Early life and first trip to Africa
René Caillié was born on 19 November 1799 in
Mauzé-sur-le-Mignon, a village in the department of
Deux-Sèvres in western France.
[b] His father, François Caillé, had worked as a baker but four months before René was born he was accused of petty theft and sentenced to 12 years of
hard labour in a
penal colony at
Rochefort. He died there in 1808 at the age of 46. René's mother, Élizabeth
[c] died three years later in 1811 at the age of 38. After her death, René and his 18-year-old sister, Céleste, were cared for by their maternal grandmother.
In the introduction to his Travels through Central Africa to Timbuctoo Caillié described how as a teenager he had been fascinated by books on travel and exploration:
... and as soon as I could read and write, I was put to learn a trade, to which I soon took a dislike, owing to the reading of voyages and travels, which occupied all my leisure moments. The History of Robinson Crusoe, in particular, inflamed my young imagination : I was impatient to encounter adventures like him; nay, I already felt an ambition to signalize myself by some important discovery springing up in my heart.
Caillié left home at the age of 16 with 60 francs that he had inherited from his grandmother.
[d] He made his way to the port of Rochefort, 50 km from Mauzé-sur-le-Mignon on the
River Charente. There he signed up as a crew member on the Loire, a French naval
storeship that was to accompany the frigate
Méduse and two other vessels on a voyage to reclaim the French colony of
Saint-Louis from the British under the terms of the
1815 Paris Treaties. The four ships left their anchorage near the
Île d'Aix at the mouth of the Charente River in June 1816. The Méduse went ahead of the Loire and was wrecked on the
Bank of Arguin off the coast of present-day Mauritania. A few survivors were picked up by the other vessels. The shipwreck received a large amount of publicity and was the subject of a famous oil painting,
The Raft of the Medusa, by
Théodore Géricault. When the three remaining French ships arrived at Saint-Louis they found that the British governor was not ready to hand over the colony so the ships continued southwards and moored off the island of
Dakar. Caillié spent some months in Dakar, which was then only a village, before returning by ship to Saint-Louis. There he learned that an English expedition led by Major William Gray was preparing to leave from the
Gambia to explore the interior of the continent. Caillié wished to offer his services and set off along the coast with two companions. He intended to cover the 300 km on foot but found the oppressive heat and lack of water exhausting. He abandoned his plan at Dakar and instead obtained a free passage on a merchantman across the Atlantic to
Caillié found employment for six months in Guadeloupe. While there he read
Mungo Park's account of his exploration of the Middle
Niger in present-day Mali. Park had been the first European to reach the Niger River and visit the towns of

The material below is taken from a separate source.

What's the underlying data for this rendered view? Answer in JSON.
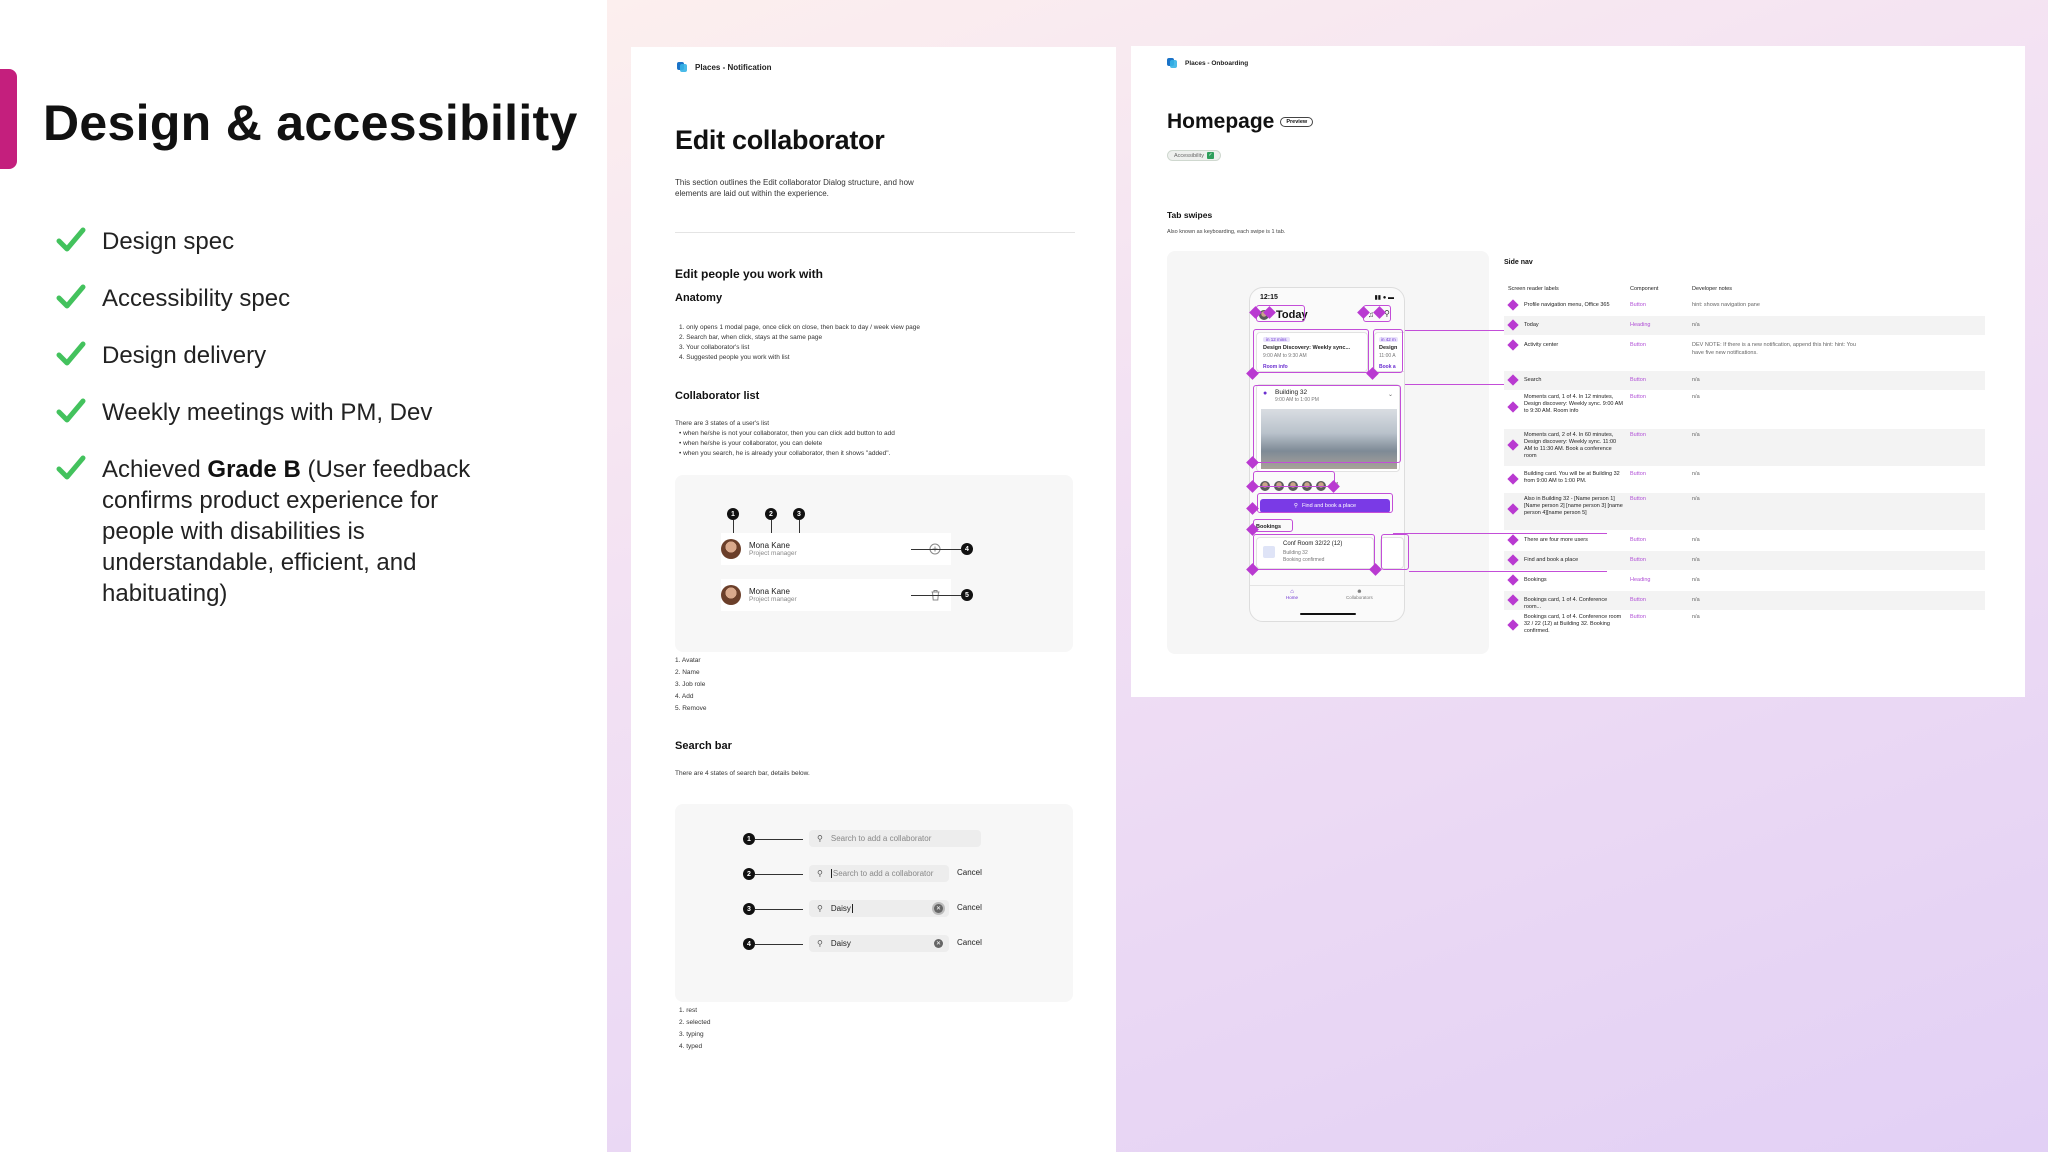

Bamako. An account of his first trip had been published in French in 1799. Park made a second expedition beginning in 1805 but was drowned in descending the rapids on the Niger near
Bussa in present-day Nigeria. An account of the second trip had been published in English in 1815.
Caillié returned to
Bordeaux in France and then travelled to Senegal where he arrived at end of 1818. He made a journey into the interior to the pre-colonial state of
Bundu to carry supplies for a British expedition but he fell ill with fever and was obliged to return to France.
In 1824 he returned to Senegal for the third time with the desire to visit the African interior. The Paris-based
Société de Géographie was offering a 10,000-franc reward to the first European to see and return alive from Timbuktu, believing it to be a rich and wondrous city. He spent eight months with the
Brakna Moors living north of the
Senegal River, learning Arabic and being taught, as a convert, the laws and customs of
Islam. He laid his project of reaching Timbuktu before the governor of Senegal, but receiving no encouragement went to
Sierra Leone where the British authorities made him superintendent of an
indigo plantation. Having saved £80 he joined a
Mandingo caravan going inland. He was dressed as a Muslim, and gave out that he was an Arab from
Egypt who had been carried off by the French to Senegal and was desirous of regaining his own country.